Knopfler chatted with his audience throughout the show, usually with droll humor. He advised the crowd that if they gave his band a standing ovation they would get one encore. And if they didn’t, they’d get two.
His set list included a few instrumentals, including “Father and Son,” an elegiac number from the soundtrack to the film “Cal.” After “Skydiver,” a poppy-folk track from “Tracker,” he fed the crowd a heavy dose of what it came for: some Dire Straits.
The intro to “Your Latest Trick,” from the blockbuster “Brothers in Arms” album, was ultra-smooth jazzy but the rest of the song was relatively faithful to the original. Then came an unpolished rendition of “Romeo and Juliet,” which elicited a loud response and widespread singing-along. “Sultans of Swing,” the next song, prompted an even louder ovation and included one of the longest jams of the night.

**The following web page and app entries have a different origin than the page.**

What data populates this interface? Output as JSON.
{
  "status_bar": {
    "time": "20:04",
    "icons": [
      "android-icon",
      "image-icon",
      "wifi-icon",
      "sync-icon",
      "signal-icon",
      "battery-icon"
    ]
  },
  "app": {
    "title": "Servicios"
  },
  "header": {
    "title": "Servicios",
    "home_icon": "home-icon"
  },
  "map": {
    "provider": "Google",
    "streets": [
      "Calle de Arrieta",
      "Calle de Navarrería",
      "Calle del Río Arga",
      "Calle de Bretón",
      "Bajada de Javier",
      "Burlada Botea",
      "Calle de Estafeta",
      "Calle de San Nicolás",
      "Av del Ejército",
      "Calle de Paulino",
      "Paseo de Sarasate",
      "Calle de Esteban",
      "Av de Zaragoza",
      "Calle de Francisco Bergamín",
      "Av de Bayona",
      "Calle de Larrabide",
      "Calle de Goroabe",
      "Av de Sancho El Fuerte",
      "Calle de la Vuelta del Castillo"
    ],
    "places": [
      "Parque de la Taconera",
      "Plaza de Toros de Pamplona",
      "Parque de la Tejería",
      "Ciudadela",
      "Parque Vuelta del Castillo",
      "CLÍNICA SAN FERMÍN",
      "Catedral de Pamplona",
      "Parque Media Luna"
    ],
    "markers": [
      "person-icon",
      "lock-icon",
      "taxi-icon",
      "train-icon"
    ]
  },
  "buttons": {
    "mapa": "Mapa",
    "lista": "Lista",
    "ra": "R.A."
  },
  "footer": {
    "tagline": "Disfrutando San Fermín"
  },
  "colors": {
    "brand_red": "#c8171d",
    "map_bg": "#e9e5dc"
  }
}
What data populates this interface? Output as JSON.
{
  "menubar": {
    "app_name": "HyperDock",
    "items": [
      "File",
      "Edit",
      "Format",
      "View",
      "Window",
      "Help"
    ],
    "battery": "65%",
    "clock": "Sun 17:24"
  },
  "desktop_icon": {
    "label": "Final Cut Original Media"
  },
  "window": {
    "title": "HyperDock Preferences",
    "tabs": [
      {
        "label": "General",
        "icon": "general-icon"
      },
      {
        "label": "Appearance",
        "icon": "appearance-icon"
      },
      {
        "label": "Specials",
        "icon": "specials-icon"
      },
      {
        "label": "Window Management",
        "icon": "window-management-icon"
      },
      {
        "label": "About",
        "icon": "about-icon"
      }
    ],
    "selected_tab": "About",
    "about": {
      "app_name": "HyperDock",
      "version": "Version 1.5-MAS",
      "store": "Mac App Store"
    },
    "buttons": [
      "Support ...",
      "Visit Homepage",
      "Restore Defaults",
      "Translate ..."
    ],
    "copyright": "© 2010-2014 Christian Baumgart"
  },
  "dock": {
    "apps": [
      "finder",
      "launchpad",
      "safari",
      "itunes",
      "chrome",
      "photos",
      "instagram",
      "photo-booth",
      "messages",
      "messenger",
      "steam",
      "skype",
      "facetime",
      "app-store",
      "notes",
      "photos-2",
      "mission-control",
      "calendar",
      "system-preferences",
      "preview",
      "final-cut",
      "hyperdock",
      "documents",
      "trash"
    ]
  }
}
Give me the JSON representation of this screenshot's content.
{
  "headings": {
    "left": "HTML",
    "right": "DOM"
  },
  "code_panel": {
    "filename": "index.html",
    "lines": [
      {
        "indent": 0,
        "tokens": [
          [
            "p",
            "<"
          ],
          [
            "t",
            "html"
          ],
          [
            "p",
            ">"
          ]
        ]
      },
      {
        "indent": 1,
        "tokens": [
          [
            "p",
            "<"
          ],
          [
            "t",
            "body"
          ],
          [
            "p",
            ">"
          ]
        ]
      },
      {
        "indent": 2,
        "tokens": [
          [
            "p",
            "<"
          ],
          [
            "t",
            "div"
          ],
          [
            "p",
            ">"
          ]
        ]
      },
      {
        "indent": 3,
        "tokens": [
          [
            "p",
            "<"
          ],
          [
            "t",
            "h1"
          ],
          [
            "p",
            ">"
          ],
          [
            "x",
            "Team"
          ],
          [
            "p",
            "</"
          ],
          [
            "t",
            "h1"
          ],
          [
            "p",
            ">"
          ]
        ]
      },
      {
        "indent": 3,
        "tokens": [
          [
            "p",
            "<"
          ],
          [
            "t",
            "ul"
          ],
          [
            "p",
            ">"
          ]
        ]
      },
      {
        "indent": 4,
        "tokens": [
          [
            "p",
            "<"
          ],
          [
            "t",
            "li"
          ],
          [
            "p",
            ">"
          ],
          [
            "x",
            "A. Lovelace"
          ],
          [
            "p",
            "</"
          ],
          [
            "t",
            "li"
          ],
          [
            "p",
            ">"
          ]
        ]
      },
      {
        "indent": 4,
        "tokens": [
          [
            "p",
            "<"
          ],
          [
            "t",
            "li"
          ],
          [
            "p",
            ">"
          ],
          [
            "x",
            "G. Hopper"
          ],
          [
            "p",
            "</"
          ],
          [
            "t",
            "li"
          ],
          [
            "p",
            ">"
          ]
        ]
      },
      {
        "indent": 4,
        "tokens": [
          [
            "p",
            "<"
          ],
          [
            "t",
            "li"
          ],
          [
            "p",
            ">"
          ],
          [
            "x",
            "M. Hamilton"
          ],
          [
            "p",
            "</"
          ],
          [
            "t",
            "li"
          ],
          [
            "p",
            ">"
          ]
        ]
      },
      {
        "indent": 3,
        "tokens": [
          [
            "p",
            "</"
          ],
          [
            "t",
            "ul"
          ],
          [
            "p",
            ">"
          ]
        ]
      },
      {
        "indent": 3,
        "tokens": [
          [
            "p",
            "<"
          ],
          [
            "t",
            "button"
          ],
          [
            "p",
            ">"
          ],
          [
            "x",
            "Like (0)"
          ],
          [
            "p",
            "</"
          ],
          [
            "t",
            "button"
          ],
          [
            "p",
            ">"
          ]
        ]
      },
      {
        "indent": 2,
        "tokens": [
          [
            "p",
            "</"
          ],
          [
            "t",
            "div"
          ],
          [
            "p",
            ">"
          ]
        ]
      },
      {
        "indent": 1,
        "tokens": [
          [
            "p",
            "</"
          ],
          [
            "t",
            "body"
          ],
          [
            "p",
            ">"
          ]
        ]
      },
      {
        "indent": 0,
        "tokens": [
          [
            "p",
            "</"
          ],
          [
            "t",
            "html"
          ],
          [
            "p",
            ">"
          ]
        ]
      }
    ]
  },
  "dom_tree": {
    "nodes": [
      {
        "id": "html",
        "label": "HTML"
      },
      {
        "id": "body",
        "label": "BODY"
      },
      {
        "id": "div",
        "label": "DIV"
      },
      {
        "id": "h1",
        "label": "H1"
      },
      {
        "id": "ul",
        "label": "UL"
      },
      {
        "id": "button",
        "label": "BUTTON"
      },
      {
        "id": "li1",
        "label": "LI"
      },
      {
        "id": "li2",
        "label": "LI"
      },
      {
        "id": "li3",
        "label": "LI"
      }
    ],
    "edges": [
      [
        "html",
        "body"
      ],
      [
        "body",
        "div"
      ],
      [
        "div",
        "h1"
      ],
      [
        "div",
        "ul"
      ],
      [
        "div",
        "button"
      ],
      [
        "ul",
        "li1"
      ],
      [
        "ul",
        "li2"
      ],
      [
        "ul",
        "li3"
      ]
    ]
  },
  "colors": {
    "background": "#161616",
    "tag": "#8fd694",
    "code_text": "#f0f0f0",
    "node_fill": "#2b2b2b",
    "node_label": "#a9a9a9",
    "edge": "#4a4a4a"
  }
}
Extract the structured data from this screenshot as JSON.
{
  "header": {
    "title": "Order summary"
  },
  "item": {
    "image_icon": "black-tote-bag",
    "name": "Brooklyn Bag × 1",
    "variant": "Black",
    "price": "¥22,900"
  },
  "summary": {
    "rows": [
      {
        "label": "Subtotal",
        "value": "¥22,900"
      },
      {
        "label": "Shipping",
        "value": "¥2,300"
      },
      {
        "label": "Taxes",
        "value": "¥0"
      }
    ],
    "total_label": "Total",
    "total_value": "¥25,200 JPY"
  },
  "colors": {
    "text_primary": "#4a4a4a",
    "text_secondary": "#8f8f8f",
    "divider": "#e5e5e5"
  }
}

To his credit, he played a large swath of the instrumental part just as it was recorded, to the delight of many.
Other highlights: “Speedway at Nazareth,” an Appalachian-blues number from “Sailing to Philadelphia,” one of his better solo albums, and “Haul Away,” a Celtic-tinged lullaby from “Privateering.”
The stage featured two large, tall and sheer drapes, cinched at their bottoms, that were cast in lights that changed colors from one song to the next. Three banks of blinding white lights were also employed to some dramatic affect, glaring and blaring like emergency warnings when the volume of a song rose suddenly.
After a long and dramatic version of “Telegraph Road,” another Dire Straits favorite, the band took a short break and then returned for a two-song encore: “So Far Away,” another “Brothers in Arms” track, and then the jubilant instrumental “Going Home (Theme from Local Hero),” another soundtrack cut. Considering he had so many other well-known songs at his disposal, that one seemed like an odd choice for a closer, although it was also just more evidence that his catalog is an embarrassment of riches.
Broken Bones; Corned Beef City; Privateering; Father and Son; Hill Farmer’s Blues; Skydiver; Your Latest Trick; Romeo and Juliet; Sultans of Swing; Haul Away; Postcards from Paraguay; Marbletown; Speedway at Nazareth; Telegraph Road. Encore: So Far Away; Going Home (Theme from Local Hero).